But it seems to me that the average number of hits here in time dt, nσvdt, can exceed one and so how does it make sense as a probability?

But it seems to me that the average number of hits here in time dt, nσvdt, can exceed one and so how does it make sense as a probability?
dt is an arbitrarily short time. In the calculus step you will take the limit as dt tends to zero.

dt is an arbitrarily short time. In the calculus step you will take the limit as dt tends to zero.

Is there a way to see that nσvdt will have to always be between 0 and 1, even in the limit then?

Other ways of looking at it are that the probability of a collision in time dt is
dt/τ
or
fdt
where τ is the mean collision time and f is the mean collision rate.

This is from Feynman's lectures:

We may often wish to ask the following question: “What is the chance that a molecule will experience a collision during the next small interval of time dt?” The answer, we may intuitively understand, is dt/τ. But let us try to make a more convincing argument. Suppose that there were a very large number N of molecules. How many will have collisions in the next interval of time dt? If there is equilibrium, nothing is changing on the average with time. So N molecules waiting the time dt will have the same number of collisions as one molecule waiting for the time Ndt. That number we know is Ndt/τ. So the number of hits of N molecules is Ndt/τ in a time dt, and the chance, or probability, of a hit for anyone molecule is just 1/N as large, or (1/N)(Ndt/τ)=dt/τ, as we guessed above. That is to say, the fraction of the molecules which will suffer a collision in the time dt is dt/τ. To take an example, if τ is one minute, then in one second the fraction of particles which will suffer collisions is 1/60. What this means, of course, is that 1/60 of the molecules happen to be close enough to what they are going to hit next that their collisions will occur in the next second.

So basically this is what I want to understand, but I still don't...

So basically he says that the number of hits for N molecules in time dt is Ndt/τ, but then he says the probability of a hit for one molecule is 1/N as large, which is dt/τ. How is this? Surely 1/N multiplied by the number of hits for N molecules is average number of hits for one molecule in time dt, not the probability of a single hit.

Is there a way to see that nσvdt will have to always be between 0 and 1, even in the limit then?
n, σ, and v are all fixed. As dt tends to zero, nσvdt tends to zero, so it is not merely less than 1, it is as close to zero (without actually being zero) as you care to make it.

n, σ, and v are all fixed. As dt tends to zero, nσvdt tends to zero, so it is not merely less than 1, it is as close to zero (without actually being zero) as you care to make it.

Ok, thanks, I think I get it now - dt is obviously tiny and so dt/mean collision time will be some fraction, telling us the number of collision a given molecule will have. As this is a fraction we can say it is the probability of the given molecule colliding with another molecule in time dt.
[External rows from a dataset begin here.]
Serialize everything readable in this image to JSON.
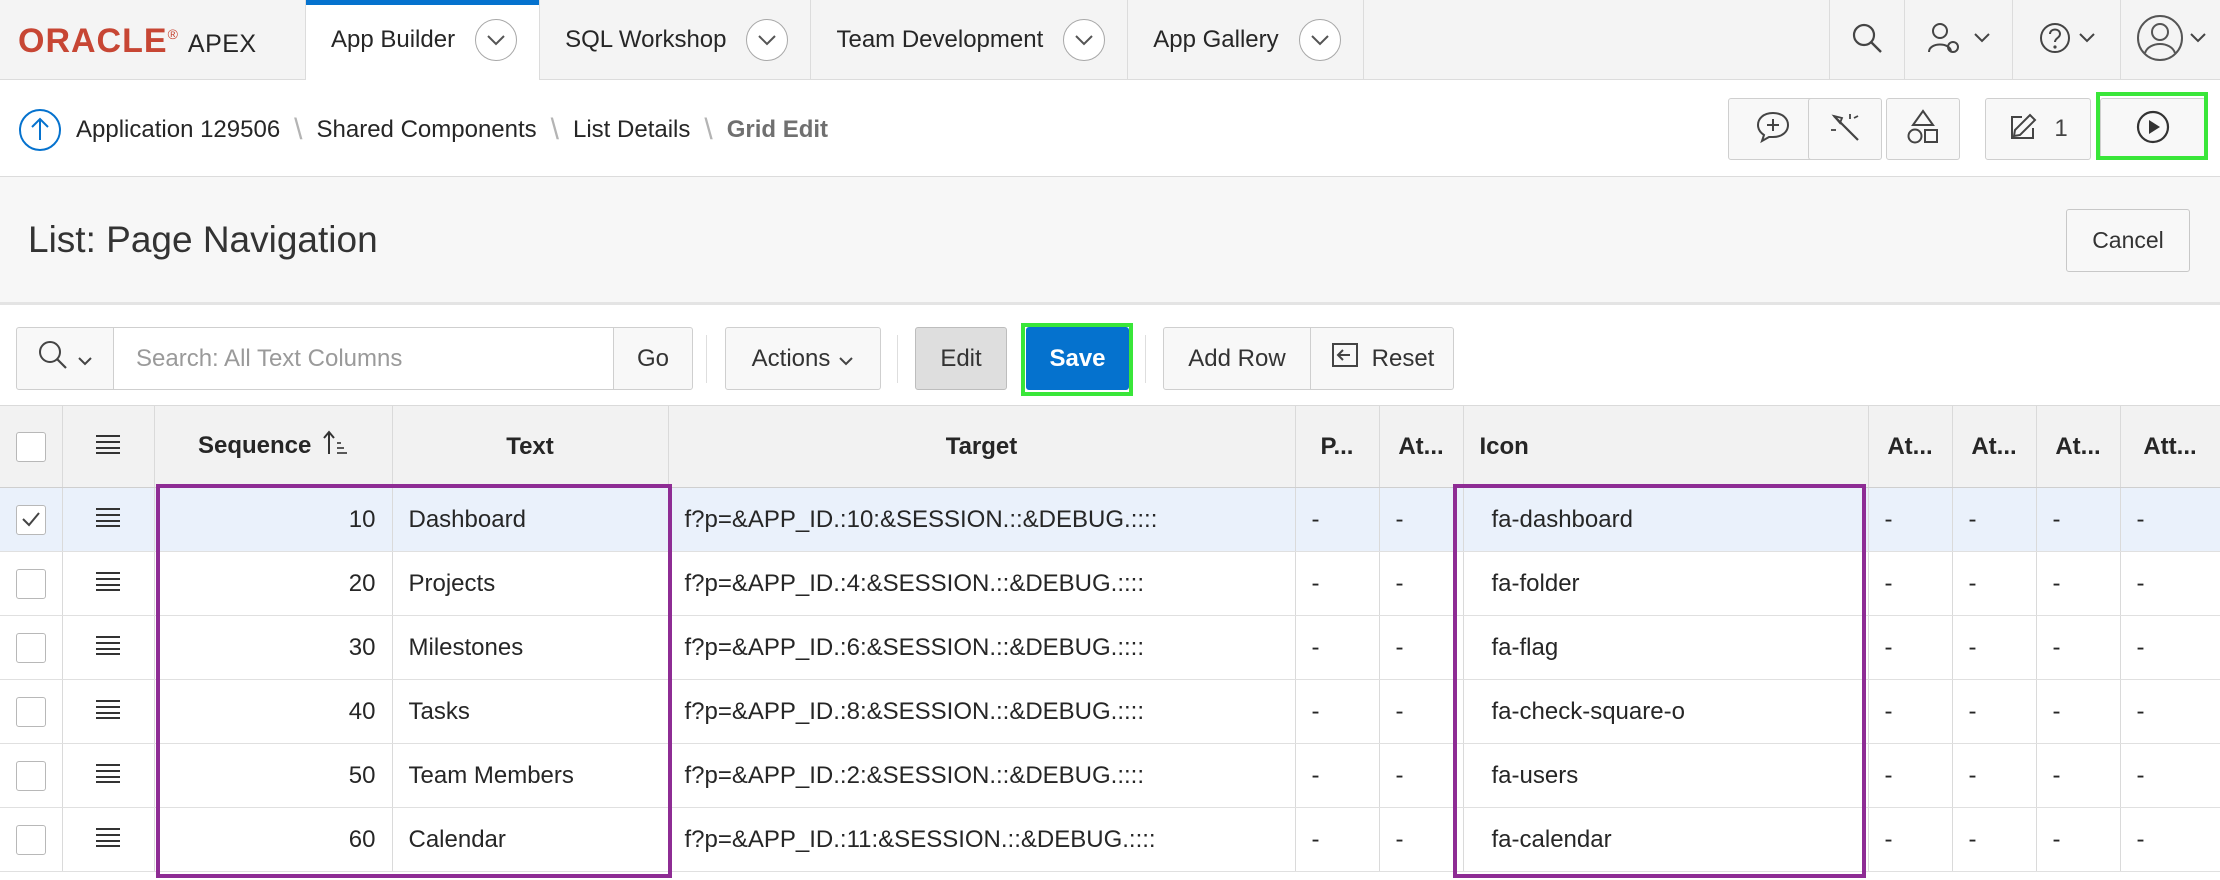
{
  "brand": {
    "oracle": "ORACLE",
    "reg": "®",
    "apex": "APEX"
  },
  "topnav": {
    "tabs": [
      {
        "label": "App Builder"
      },
      {
        "label": "SQL Workshop"
      },
      {
        "label": "Team Development"
      },
      {
        "label": "App Gallery"
      }
    ]
  },
  "breadcrumb": {
    "items": [
      {
        "label": "Application 129506"
      },
      {
        "label": "Shared Components"
      },
      {
        "label": "List Details"
      },
      {
        "label": "Grid Edit"
      }
    ]
  },
  "toolbar": {
    "edit_count": "1"
  },
  "page": {
    "title": "List: Page Navigation",
    "cancel_label": "Cancel"
  },
  "gridbar": {
    "search_placeholder": "Search: All Text Columns",
    "go_label": "Go",
    "actions_label": "Actions",
    "edit_label": "Edit",
    "save_label": "Save",
    "add_row_label": "Add Row",
    "reset_label": "Reset"
  },
  "grid": {
    "columns": [
      "Sequence",
      "Text",
      "Target",
      "P...",
      "At...",
      "Icon",
      "At...",
      "At...",
      "At...",
      "Att..."
    ],
    "rows": [
      {
        "checked": true,
        "sequence": "10",
        "text": "Dashboard",
        "target": "f?p=&APP_ID.:10:&SESSION.::&DEBUG.::::",
        "p": "-",
        "at": "-",
        "icon": "fa-dashboard",
        "a1": "-",
        "a2": "-",
        "a3": "-",
        "a4": "-"
      },
      {
        "checked": false,
        "sequence": "20",
        "text": "Projects",
        "target": "f?p=&APP_ID.:4:&SESSION.::&DEBUG.::::",
        "p": "-",
        "at": "-",
        "icon": "fa-folder",
        "a1": "-",
        "a2": "-",
        "a3": "-",
        "a4": "-"
      },
      {
        "checked": false,
        "sequence": "30",
        "text": "Milestones",
        "target": "f?p=&APP_ID.:6:&SESSION.::&DEBUG.::::",
        "p": "-",
        "at": "-",
        "icon": "fa-flag",
        "a1": "-",
        "a2": "-",
        "a3": "-",
        "a4": "-"
      },
      {
        "checked": false,
        "sequence": "40",
        "text": "Tasks",
        "target": "f?p=&APP_ID.:8:&SESSION.::&DEBUG.::::",
        "p": "-",
        "at": "-",
        "icon": "fa-check-square-o",
        "a1": "-",
        "a2": "-",
        "a3": "-",
        "a4": "-"
      },
      {
        "checked": false,
        "sequence": "50",
        "text": "Team Members",
        "target": "f?p=&APP_ID.:2:&SESSION.::&DEBUG.::::",
        "p": "-",
        "at": "-",
        "icon": "fa-users",
        "a1": "-",
        "a2": "-",
        "a3": "-",
        "a4": "-"
      },
      {
        "checked": false,
        "sequence": "60",
        "text": "Calendar",
        "target": "f?p=&APP_ID.:11:&SESSION.::&DEBUG.::::",
        "p": "-",
        "at": "-",
        "icon": "fa-calendar",
        "a1": "-",
        "a2": "-",
        "a3": "-",
        "a4": "-"
      }
    ]
  },
  "colors": {
    "brand_red": "#c74634",
    "primary_blue": "#0572ce",
    "highlight_green": "#39e639",
    "highlight_purple": "#8e2c94"
  }
}
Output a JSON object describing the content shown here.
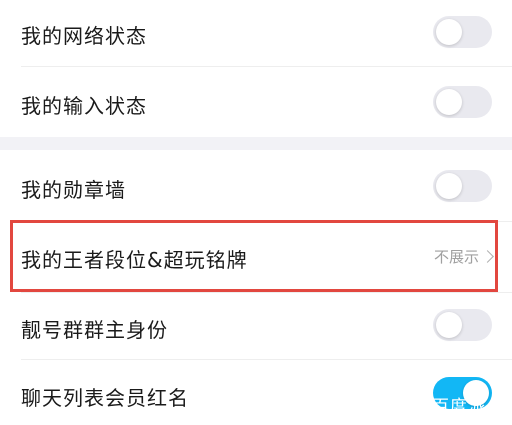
{
  "settings": {
    "network_status": {
      "label": "我的网络状态",
      "enabled": false
    },
    "input_status": {
      "label": "我的输入状态",
      "enabled": false
    },
    "medal_wall": {
      "label": "我的勋章墙",
      "enabled": false
    },
    "king_rank": {
      "label": "我的王者段位&超玩铭牌",
      "detail": "不展示"
    },
    "group_owner": {
      "label": "靓号群群主身份",
      "enabled": false
    },
    "vip_red_name": {
      "label": "聊天列表会员红名",
      "enabled": true
    }
  },
  "watermark": {
    "text": "百度派"
  },
  "colors": {
    "toggle_on": "#12b7f5",
    "toggle_off": "#e9e9ef",
    "highlight_border": "#e2473f",
    "section_gap": "#f2f2f6"
  },
  "icons": {
    "detail_arrow": "chevron-right-icon"
  }
}
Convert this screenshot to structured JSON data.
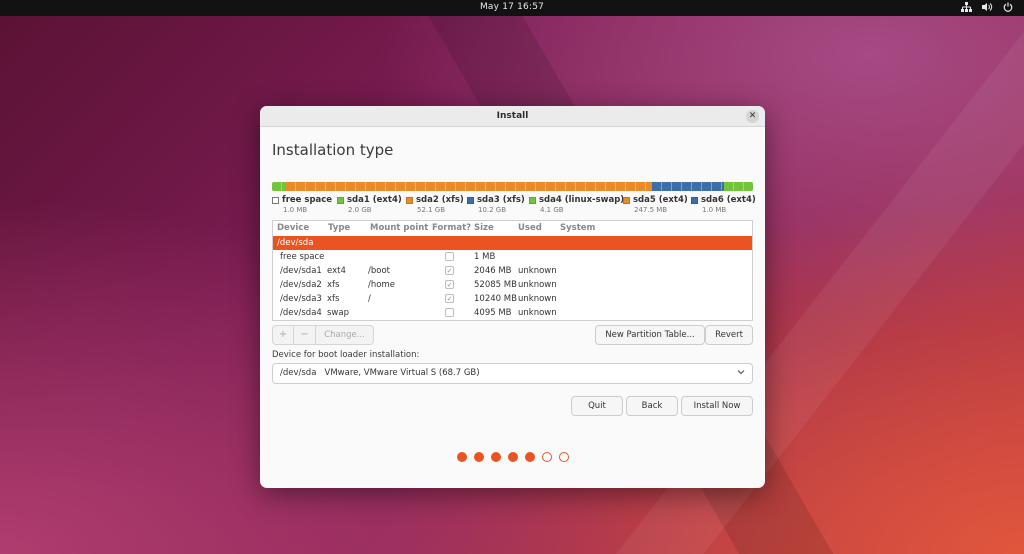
{
  "topbar": {
    "clock": "May 17  16:57",
    "tray_icons": [
      "network-icon",
      "volume-icon",
      "power-icon"
    ]
  },
  "window": {
    "title": "Install",
    "heading": "Installation type"
  },
  "partition_bar": [
    {
      "name": "free space",
      "color": "#ffffff",
      "fraction": 0.0
    },
    {
      "name": "sda1",
      "color": "#73c33b",
      "fraction": 0.03
    },
    {
      "name": "sda2",
      "color": "#e98a2b",
      "fraction": 0.76
    },
    {
      "name": "sda3",
      "color": "#3d6ea8",
      "fraction": 0.15
    },
    {
      "name": "sda4",
      "color": "#73c33b",
      "fraction": 0.06
    }
  ],
  "legend": [
    {
      "label": "free space",
      "size": "1.0 MB",
      "color": "#ffffff"
    },
    {
      "label": "sda1 (ext4)",
      "size": "2.0 GB",
      "color": "#73c33b"
    },
    {
      "label": "sda2 (xfs)",
      "size": "52.1 GB",
      "color": "#e98a2b"
    },
    {
      "label": "sda3 (xfs)",
      "size": "10.2 GB",
      "color": "#3d6ea8"
    },
    {
      "label": "sda4 (linux-swap)",
      "size": "4.1 GB",
      "color": "#73c33b"
    },
    {
      "label": "sda5 (ext4)",
      "size": "247.5 MB",
      "color": "#e98a2b"
    },
    {
      "label": "sda6 (ext4)",
      "size": "1.0 MB",
      "color": "#3d6ea8"
    }
  ],
  "table": {
    "headers": [
      "Device",
      "Type",
      "Mount point",
      "Format?",
      "Size",
      "Used",
      "System"
    ],
    "rows": [
      {
        "device": "/dev/sda",
        "type": "",
        "mount": "",
        "format": null,
        "size": "",
        "used": "",
        "system": ""
      },
      {
        "device": "free space",
        "type": "",
        "mount": "",
        "format": false,
        "size": "1 MB",
        "used": "",
        "system": ""
      },
      {
        "device": "/dev/sda1",
        "type": "ext4",
        "mount": "/boot",
        "format": true,
        "size": "2046 MB",
        "used": "unknown",
        "system": ""
      },
      {
        "device": "/dev/sda2",
        "type": "xfs",
        "mount": "/home",
        "format": true,
        "size": "52085 MB",
        "used": "unknown",
        "system": ""
      },
      {
        "device": "/dev/sda3",
        "type": "xfs",
        "mount": "/",
        "format": true,
        "size": "10240 MB",
        "used": "unknown",
        "system": ""
      },
      {
        "device": "/dev/sda4",
        "type": "swap",
        "mount": "",
        "format": false,
        "size": "4095 MB",
        "used": "unknown",
        "system": ""
      }
    ]
  },
  "toolbar": {
    "add": "+",
    "remove": "−",
    "change": "Change...",
    "new_table": "New Partition Table...",
    "revert": "Revert"
  },
  "boot": {
    "label": "Device for boot loader installation:",
    "selected": "/dev/sda   VMware, VMware Virtual S (68.7 GB)"
  },
  "actions": {
    "quit": "Quit",
    "back": "Back",
    "install": "Install Now"
  },
  "progress": {
    "total_steps": 7,
    "completed_steps": 5
  },
  "colors": {
    "accent": "#e95420"
  }
}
The numerical example above helped me a lot (so I seemingly still depend on numbers for intuition :().

For my derivation in the OP, nσvdt is just a fraction and so works as a probability too.